Which African country has the best conditions for launching, or investing in, a tech startup? Disrupt Africa has been talking to the great and the good from various African tech ecosystems to find out what it is that makes them so great.
We’ve already heard from ecosystem players in South Africa
, but now is the chance for stakeholders in the Egyptian tech space to make their case.
Omar Gabr, co-founder and CEO of Instabug
“The startup scene in Egypt has become more visible post-revolution, but innovation and resilience are deeply embedded in Egyptian culture and have been for centuries. That’s why you’ll see Egyptian entrepreneurship thriving everywhere, from street vendors in Cairo to Egyptian expat founders in Silicon Valley.
Which African country is the best place to launch, or invest in, a tech startup?
Tom Jackson 9 Feb 2018
“The Egyptian market itself is vibrant and filled with opportunities. It’s one of the most populous countries in Africa, a top producer of engineers, and a major influencer in the Arab world – all of which makes it an ideal launching ground for the region’s next big startup.”
Alban de Ménonville, co-founder of Bassita
“In Egypt, the startup ecosystem is largely restricted to Cairo. The rest of the country only offers very few opportunities. Market size – Cairo has 26 million inhabitants – is by far the major strength of the Cairo ecosystem when talking about startups, allowing them to test products easily and to grow fast.
Last week, Disrupt Africa kicked off a new series, in which we have spoken to the great and the good from various African tech scenes to find out what it is that makes them tick...
Tom Jackson 1 Feb 2018
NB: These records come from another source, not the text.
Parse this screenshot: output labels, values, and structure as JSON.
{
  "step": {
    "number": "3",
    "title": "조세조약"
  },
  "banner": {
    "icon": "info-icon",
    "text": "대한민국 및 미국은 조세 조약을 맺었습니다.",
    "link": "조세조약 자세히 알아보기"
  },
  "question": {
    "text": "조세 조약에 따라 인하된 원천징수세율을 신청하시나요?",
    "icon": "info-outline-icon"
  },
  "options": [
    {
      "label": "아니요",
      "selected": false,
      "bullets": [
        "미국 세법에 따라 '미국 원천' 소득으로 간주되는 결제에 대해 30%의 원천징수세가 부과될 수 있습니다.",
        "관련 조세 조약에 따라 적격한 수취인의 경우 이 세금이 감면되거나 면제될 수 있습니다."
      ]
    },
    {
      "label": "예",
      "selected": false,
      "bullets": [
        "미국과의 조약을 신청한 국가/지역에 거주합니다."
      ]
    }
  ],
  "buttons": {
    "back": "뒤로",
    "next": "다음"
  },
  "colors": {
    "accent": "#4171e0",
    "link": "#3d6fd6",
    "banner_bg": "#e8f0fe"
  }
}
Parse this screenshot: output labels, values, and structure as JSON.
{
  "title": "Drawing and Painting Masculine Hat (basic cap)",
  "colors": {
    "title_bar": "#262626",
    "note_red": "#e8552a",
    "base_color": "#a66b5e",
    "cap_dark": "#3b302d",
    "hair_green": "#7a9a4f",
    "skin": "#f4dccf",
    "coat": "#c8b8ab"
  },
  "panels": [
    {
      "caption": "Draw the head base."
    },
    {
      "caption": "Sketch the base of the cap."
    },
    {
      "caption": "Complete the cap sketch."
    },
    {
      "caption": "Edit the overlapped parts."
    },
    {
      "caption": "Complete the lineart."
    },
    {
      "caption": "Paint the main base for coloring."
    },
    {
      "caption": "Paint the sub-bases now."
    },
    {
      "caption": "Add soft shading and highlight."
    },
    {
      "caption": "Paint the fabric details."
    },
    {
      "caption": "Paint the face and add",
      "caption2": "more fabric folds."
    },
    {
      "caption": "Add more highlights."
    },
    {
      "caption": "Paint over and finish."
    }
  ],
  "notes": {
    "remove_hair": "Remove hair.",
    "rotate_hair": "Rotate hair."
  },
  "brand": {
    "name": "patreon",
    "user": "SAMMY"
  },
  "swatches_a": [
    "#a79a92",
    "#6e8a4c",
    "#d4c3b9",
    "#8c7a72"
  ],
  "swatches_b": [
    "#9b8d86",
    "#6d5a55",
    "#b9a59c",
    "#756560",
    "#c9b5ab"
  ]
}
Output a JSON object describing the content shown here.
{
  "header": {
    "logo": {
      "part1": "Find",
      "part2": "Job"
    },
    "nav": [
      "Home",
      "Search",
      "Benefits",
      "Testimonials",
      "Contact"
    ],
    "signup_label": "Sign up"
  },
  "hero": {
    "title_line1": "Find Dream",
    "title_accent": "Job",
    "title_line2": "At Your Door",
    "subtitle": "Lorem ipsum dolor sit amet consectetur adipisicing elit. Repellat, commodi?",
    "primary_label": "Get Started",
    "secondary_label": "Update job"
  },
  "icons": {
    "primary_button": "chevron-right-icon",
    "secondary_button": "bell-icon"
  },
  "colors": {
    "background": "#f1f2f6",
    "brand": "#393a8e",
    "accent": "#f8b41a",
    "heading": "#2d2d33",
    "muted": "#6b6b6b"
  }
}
“Cairo also allows young entrepreneurs to start their own business with very few financial resources while offering a wide range of incubators, accelerators or co-working spaces for early-stage startups. The quality of human resources is also a plus. However, the economy and political situation is not stable. Egypt has a very unsecured legal system and is lacking investment opportunities.”
Yasin Halawany, co-founder and CEO at Cantalop
“Egypt is the biggest market in MENA, flooded with ambitious young talent. Over 50% of the population is beneath the age of 25, and 89.6% is beneath the age of 54. So 89.6% of the population is able to work, produce and consume. Egyptians are becoming tech-savvy since the revolution, online payments and credit card usage are booming. Egypt hosts a huge share of MENA’s finest talent and startups and now even the government has got its first ever VC fund.”
Karim Elsahy, co-founder of Elves
“I think Egypt is in a unique position for a few of reasons. It ticks a lot of boxes – all the PwC-type assessments about the number of engineers produced, cost of employment, international outlook, and its geographical position are true, but there is something really cool that’s happened since the revolution as well; a collective mental unshackling that has lead to a higher tolerance for failure.
There is much debate amongst entrepreneurs, investors and other stakeholders as to what African startup ecosystem is "biggest" or "best", and why.
Tom Jackson 25 Jan 2018
“People that build startups exist to solve problems and Egypt’s a mess at virtually everything. There are also around 100 million people that’ll appreciate every solution.”
Mostafa Amin, co-founder and CEO of Breadfast
“I would say Egypt is a fitting environment to start building and validating your idea. It’s a huge market with almost 100 million consumers where you find different segments, nationalities, and behaviours which will help you scale your idea in different markets.
“Some entrepreneurs think it’s not a good idea to build your startup in Egypt due to the challenges in infrastructure, market adaptation, and current economic issues. I see it totally differently, simply, Egypt is one of the best markets where you can learn in and from before you decide to scale to other markets.”Egyptian startups raised a total of $9.3 million in 2017, according to the most recent African Tech Startups Funding Report, as investment continued to return to the North African country as its economy recovers from the Arab Spring. More information is available here.